Though units can be purchased and upgraded in-between missions, troops are persistent from battle to battle at least until they're slain (in which case they're gone for good). Your armies will be gradually populated with swordsmen, archers, mounted troops, siege weapons, flying creatures, and other types of units. Heroes and regular troops all gain experience, level up, and are granted special perk abilities. While this is great, it's easy to become attached to units once they've gained slick powers and fighting prowess. You'll quickly find yourself spewing curses and reloading from auto saves when key units perish in battle. Completing maps within a set amount of turns gives you a gold, silver, or bronze victory rating and dishes out cash for you to expand your forces, respectively. Conversely, taking too long or losing too many troops can be catastrophic, since gold is somewhat scarce.
Elven Legacy features brightly colored maps filled with varying terrain types and interesting units. That said, it looks very similar to its predecessor. Zooming in closely shows your armies swarming with numerous troops, while panning back makes each army represented by a single unit avatar. In either case, your forces are nicely animated. At a distance they have a lot of detail, yet they're not as good-looking close up. Most of the cinematics and cutscenes are done with the in-game engine zoomed-in at maximum. Needless to say, they're not so hot. The English translation voiceovers are equally deficient. An early preview build of the game featured German dialogue, yet the voice work was quite fitting in tone and cadence to the text.
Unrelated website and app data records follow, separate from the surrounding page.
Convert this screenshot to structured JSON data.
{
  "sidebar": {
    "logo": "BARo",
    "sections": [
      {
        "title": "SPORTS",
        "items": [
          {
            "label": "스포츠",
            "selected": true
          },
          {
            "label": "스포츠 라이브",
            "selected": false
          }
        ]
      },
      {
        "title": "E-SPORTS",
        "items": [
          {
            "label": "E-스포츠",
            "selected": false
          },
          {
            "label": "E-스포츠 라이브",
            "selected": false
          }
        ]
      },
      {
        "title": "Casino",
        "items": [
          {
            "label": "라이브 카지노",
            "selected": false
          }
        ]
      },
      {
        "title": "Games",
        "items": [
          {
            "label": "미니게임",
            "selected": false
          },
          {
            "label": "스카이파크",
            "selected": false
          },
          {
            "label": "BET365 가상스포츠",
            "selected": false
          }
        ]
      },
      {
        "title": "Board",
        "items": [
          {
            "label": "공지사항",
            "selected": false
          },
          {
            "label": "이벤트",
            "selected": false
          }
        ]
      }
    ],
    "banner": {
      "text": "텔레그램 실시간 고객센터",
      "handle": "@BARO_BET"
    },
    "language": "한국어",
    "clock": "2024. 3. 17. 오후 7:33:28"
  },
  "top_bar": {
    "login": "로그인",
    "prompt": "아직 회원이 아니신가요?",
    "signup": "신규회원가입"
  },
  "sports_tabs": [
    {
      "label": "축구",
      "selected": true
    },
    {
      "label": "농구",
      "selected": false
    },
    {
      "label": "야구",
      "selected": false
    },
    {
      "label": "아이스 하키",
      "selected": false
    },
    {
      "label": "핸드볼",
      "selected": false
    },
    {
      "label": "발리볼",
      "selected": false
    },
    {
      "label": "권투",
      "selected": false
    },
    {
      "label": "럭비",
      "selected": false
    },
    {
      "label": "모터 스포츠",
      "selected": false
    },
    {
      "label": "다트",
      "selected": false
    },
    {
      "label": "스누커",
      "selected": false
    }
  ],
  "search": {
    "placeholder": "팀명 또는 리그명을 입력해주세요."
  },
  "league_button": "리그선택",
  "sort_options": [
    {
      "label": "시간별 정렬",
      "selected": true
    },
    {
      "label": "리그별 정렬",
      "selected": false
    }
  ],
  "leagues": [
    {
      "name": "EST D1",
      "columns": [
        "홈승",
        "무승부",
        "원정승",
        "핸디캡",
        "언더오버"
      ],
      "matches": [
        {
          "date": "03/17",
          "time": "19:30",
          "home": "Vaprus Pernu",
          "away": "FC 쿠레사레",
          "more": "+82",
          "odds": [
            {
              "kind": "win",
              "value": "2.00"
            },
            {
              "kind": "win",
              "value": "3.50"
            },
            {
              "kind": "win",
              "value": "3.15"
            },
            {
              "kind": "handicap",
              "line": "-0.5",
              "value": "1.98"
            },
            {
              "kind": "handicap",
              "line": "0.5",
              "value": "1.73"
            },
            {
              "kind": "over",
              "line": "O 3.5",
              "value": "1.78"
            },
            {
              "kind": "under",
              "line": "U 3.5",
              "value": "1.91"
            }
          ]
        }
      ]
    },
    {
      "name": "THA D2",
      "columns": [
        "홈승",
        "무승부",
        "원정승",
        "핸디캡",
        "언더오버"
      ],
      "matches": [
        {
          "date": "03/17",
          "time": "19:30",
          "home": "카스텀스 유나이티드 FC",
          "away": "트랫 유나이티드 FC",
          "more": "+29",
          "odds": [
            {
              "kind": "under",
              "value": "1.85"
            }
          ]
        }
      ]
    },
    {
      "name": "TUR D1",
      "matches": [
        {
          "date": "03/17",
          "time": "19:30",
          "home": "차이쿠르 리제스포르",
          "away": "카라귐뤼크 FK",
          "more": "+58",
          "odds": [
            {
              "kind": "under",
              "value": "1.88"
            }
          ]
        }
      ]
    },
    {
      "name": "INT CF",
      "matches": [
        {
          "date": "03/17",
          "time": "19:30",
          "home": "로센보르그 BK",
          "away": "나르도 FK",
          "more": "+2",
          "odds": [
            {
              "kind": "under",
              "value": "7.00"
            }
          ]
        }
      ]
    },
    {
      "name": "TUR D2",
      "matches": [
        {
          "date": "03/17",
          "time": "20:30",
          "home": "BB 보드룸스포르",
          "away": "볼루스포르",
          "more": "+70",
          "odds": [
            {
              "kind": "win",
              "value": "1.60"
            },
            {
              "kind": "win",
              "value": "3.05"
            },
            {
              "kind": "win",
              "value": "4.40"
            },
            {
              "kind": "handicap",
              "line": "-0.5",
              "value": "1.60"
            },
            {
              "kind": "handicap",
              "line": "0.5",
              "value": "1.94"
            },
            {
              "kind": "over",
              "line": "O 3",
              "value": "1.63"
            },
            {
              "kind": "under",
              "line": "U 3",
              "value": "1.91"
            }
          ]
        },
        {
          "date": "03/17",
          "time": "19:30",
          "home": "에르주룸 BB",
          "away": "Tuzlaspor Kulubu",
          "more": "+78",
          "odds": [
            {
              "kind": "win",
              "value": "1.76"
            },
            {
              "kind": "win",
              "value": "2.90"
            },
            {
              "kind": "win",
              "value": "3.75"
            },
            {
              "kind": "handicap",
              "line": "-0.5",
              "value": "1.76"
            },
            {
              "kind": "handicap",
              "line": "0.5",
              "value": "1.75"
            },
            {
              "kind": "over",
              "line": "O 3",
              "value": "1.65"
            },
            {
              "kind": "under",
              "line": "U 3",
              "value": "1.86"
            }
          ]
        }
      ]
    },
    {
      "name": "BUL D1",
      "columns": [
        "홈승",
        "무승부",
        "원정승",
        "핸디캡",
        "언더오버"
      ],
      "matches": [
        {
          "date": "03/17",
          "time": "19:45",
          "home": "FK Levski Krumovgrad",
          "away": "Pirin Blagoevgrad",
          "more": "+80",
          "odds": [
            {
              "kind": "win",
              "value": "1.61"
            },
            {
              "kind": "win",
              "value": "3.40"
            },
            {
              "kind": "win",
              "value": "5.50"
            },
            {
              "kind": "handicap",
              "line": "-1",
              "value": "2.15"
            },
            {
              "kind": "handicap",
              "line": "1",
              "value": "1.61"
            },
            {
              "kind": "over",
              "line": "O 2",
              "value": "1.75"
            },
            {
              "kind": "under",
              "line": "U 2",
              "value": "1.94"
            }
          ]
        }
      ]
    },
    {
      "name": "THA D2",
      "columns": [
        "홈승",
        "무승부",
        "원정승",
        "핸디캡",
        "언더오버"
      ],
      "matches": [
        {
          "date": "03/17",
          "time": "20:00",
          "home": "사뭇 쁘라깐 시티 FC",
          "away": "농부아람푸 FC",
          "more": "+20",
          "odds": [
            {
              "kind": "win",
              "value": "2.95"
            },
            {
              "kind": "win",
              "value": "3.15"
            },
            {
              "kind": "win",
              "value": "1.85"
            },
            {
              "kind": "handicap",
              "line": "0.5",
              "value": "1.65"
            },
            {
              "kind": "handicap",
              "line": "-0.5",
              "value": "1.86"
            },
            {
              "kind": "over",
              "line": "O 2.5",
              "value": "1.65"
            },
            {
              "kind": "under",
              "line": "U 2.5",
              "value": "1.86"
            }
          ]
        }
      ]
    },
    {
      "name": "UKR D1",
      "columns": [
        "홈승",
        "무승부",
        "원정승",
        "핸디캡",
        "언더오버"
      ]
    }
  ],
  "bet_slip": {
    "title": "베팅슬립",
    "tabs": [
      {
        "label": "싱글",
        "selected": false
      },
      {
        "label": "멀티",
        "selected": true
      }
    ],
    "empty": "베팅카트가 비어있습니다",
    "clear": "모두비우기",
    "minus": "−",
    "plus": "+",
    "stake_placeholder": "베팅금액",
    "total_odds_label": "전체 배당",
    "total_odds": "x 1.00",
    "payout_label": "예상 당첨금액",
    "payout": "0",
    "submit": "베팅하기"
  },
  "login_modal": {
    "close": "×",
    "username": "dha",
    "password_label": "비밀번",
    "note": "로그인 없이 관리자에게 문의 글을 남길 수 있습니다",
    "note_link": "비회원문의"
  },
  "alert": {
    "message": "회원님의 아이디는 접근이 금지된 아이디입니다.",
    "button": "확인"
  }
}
Here, the English voice acting is poorly done and hampers the story interactions as a result.
Turn-based strategy fans will enjoy digging into the game's dual campaigns, playing around with individual standalone scenarios, and strategizing in hotseat or online multiplayer matches. The streamlined gameplay lets vets focus on battle strategies and clearing maps with the best possible ratings, while less experienced players can wade through the game without being terribly bogged down by having to micromanage lots of minutia. Elven Legacy is by no means an amazing game, but it's a strong follow-up to Fantasy Wars and not a bad way to spend a rainy afternoon.
CCC Staff Contributor